Interface dataset entries:
================================
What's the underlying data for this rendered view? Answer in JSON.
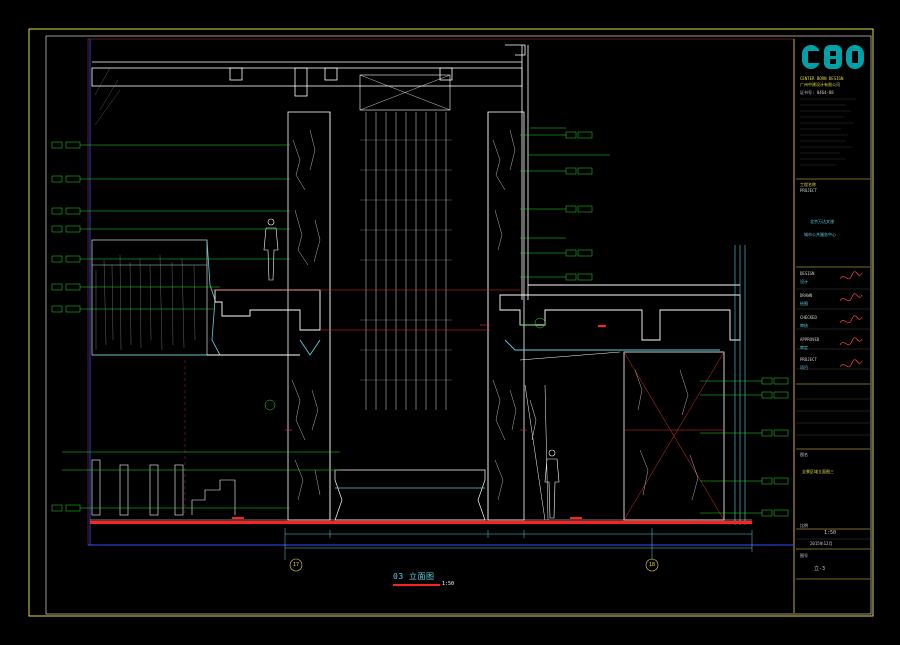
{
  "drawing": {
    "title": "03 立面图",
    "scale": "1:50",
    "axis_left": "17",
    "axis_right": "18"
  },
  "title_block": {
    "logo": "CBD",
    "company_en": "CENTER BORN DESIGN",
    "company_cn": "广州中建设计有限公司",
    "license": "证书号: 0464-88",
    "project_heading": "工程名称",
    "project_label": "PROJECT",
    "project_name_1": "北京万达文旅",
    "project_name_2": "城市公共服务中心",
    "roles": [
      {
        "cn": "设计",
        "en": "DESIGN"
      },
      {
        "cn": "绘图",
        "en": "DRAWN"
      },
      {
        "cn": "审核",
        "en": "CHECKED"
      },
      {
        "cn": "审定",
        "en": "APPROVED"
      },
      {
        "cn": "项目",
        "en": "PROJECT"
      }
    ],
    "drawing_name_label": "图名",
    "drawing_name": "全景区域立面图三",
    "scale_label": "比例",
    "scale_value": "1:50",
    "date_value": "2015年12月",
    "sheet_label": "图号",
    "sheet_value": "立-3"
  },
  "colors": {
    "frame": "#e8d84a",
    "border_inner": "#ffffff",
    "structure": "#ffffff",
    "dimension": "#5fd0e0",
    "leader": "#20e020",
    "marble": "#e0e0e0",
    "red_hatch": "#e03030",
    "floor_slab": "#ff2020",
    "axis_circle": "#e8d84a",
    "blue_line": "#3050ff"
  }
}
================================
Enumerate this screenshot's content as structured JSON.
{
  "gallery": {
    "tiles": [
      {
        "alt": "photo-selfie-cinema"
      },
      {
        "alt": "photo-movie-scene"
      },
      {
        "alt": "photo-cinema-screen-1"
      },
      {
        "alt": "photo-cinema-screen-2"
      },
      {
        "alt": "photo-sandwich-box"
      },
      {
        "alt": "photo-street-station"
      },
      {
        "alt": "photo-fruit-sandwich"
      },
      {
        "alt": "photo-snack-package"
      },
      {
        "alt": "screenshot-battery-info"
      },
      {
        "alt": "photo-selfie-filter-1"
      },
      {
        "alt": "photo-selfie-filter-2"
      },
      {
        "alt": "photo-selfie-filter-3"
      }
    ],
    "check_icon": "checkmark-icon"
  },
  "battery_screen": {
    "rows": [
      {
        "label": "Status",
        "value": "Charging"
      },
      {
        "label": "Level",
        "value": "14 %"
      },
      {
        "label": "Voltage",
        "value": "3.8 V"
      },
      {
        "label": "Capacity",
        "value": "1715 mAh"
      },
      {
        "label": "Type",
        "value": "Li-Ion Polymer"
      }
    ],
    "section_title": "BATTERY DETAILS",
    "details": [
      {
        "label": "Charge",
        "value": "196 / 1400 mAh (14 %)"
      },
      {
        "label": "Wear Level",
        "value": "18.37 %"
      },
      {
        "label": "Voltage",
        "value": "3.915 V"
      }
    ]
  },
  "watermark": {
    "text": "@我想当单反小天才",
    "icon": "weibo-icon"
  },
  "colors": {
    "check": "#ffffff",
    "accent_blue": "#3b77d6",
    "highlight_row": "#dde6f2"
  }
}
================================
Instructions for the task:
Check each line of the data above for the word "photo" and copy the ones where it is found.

Problem solution:
        "alt": "photo-selfie-cinema"
        "alt": "photo-movie-scene"
        "alt": "photo-cinema-screen-1"
        "alt": "photo-cinema-screen-2"
        "alt": "photo-sandwich-box"
        "alt": "photo-street-station"
        "alt": "photo-fruit-sandwich"
        "alt": "photo-snack-package"
        "alt": "photo-selfie-filter-1"
        "alt": "photo-selfie-filter-2"
        "alt": "photo-selfie-filter-3"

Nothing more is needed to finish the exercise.